Entries from a dataset of interfaces:
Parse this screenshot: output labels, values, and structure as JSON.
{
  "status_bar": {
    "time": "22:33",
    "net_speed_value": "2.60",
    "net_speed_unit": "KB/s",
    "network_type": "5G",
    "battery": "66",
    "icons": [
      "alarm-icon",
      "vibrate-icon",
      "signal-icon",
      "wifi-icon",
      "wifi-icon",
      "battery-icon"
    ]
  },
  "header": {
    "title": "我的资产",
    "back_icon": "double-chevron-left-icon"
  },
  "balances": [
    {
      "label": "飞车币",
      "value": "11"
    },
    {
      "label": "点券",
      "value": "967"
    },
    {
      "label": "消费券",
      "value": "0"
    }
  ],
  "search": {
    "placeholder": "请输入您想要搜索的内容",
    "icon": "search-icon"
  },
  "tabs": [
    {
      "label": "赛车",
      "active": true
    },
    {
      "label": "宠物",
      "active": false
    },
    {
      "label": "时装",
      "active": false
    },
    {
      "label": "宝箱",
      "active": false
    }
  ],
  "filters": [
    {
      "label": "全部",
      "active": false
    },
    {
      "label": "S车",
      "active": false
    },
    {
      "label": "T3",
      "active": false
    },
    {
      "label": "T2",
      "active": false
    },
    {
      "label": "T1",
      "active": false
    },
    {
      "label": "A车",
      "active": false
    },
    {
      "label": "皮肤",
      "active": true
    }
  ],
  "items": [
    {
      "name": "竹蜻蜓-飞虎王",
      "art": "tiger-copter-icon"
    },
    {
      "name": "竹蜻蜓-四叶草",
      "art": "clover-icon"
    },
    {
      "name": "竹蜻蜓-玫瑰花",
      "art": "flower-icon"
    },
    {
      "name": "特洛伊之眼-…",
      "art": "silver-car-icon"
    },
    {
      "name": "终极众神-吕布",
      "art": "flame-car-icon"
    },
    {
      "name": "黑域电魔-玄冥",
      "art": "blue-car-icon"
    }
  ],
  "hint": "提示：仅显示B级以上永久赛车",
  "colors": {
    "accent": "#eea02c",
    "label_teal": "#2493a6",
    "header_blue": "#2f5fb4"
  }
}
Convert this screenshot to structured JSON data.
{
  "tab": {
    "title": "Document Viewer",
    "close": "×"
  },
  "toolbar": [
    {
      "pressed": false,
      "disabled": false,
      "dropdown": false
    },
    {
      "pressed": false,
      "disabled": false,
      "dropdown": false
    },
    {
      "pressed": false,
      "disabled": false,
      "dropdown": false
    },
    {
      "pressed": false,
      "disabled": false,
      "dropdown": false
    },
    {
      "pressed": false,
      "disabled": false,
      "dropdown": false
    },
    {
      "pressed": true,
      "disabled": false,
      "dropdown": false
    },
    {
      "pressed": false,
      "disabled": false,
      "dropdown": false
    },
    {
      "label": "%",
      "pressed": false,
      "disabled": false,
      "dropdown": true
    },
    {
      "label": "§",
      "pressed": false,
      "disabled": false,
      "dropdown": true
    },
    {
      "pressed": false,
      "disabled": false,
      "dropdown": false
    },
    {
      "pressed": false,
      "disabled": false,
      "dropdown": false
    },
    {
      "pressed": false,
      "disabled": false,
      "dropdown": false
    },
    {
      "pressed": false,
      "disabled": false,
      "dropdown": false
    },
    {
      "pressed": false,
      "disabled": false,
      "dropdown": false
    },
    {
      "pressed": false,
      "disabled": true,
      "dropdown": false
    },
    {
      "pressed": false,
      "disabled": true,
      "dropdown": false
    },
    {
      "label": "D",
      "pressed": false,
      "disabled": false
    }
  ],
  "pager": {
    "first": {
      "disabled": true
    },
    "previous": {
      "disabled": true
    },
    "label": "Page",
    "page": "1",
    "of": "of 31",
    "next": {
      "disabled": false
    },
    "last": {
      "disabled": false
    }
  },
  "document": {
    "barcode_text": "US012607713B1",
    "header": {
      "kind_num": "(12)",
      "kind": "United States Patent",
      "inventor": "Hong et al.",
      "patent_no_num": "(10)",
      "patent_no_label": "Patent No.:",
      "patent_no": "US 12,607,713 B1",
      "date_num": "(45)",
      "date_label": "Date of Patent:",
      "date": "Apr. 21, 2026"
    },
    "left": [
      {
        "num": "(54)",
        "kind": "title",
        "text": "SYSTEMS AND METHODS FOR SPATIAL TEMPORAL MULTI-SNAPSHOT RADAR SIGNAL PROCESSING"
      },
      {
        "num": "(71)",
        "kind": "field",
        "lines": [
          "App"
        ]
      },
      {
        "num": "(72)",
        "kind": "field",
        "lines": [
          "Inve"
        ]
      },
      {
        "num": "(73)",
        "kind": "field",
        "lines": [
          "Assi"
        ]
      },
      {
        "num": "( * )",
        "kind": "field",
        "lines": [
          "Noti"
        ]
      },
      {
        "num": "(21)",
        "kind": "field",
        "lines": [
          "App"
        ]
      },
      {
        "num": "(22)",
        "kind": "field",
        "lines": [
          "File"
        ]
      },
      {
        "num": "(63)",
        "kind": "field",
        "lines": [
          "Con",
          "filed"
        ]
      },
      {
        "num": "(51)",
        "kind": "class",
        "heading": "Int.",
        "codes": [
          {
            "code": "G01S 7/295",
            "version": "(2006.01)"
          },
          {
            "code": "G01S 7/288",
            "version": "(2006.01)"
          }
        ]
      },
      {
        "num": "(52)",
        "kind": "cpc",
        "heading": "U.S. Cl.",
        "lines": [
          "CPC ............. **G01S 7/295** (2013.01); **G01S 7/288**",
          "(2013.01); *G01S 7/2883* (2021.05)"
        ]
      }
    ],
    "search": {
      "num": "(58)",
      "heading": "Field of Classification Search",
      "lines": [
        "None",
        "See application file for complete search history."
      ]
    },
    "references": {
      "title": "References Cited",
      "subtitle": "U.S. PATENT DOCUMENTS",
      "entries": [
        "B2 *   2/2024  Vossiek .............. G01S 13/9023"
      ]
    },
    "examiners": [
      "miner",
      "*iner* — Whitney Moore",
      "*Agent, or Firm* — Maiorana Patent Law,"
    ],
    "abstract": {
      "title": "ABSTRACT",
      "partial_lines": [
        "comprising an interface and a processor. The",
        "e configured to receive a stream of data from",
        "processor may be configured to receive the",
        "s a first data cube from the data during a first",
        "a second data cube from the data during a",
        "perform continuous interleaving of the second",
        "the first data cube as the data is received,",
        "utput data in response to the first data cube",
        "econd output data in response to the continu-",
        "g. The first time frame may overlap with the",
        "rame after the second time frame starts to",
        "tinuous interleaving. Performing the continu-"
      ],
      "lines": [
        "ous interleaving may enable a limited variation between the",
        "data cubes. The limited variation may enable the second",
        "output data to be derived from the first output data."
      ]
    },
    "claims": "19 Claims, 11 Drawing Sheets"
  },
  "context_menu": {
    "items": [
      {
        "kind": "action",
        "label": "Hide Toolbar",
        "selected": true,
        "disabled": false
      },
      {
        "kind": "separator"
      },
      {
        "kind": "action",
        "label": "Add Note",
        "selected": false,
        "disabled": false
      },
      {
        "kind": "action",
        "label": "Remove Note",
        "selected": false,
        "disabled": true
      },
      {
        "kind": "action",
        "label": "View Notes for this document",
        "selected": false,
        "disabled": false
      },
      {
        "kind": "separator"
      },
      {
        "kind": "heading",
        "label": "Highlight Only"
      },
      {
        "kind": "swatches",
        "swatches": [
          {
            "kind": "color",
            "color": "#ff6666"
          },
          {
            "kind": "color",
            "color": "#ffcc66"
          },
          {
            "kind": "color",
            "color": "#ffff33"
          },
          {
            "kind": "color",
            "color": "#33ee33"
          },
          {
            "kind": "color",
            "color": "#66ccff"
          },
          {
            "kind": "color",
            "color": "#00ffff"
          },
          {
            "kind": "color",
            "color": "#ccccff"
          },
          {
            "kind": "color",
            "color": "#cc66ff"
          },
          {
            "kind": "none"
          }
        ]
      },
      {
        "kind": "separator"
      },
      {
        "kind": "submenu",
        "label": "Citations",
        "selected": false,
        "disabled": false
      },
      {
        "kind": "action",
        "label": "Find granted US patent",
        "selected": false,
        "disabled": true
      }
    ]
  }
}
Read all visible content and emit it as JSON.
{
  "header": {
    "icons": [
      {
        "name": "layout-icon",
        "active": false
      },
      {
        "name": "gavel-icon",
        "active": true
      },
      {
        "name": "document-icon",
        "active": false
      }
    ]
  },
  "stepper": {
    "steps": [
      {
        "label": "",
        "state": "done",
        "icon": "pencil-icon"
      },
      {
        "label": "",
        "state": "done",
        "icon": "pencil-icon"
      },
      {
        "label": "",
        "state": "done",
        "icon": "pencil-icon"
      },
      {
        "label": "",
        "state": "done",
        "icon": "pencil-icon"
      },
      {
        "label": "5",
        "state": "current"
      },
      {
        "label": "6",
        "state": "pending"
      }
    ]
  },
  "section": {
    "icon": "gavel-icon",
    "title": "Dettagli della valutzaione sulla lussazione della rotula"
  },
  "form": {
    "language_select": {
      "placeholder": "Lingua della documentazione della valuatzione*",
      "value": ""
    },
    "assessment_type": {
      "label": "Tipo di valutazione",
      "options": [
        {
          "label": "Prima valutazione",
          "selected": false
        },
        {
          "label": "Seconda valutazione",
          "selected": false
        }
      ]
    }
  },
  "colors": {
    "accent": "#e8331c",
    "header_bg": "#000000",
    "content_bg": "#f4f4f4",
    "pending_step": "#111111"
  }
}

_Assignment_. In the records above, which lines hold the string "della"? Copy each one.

_Exercise result_.
    "title": "Dettagli della valutzaione sulla lussazione della rotula"
      "placeholder": "Lingua della documentazione della valuatzione*",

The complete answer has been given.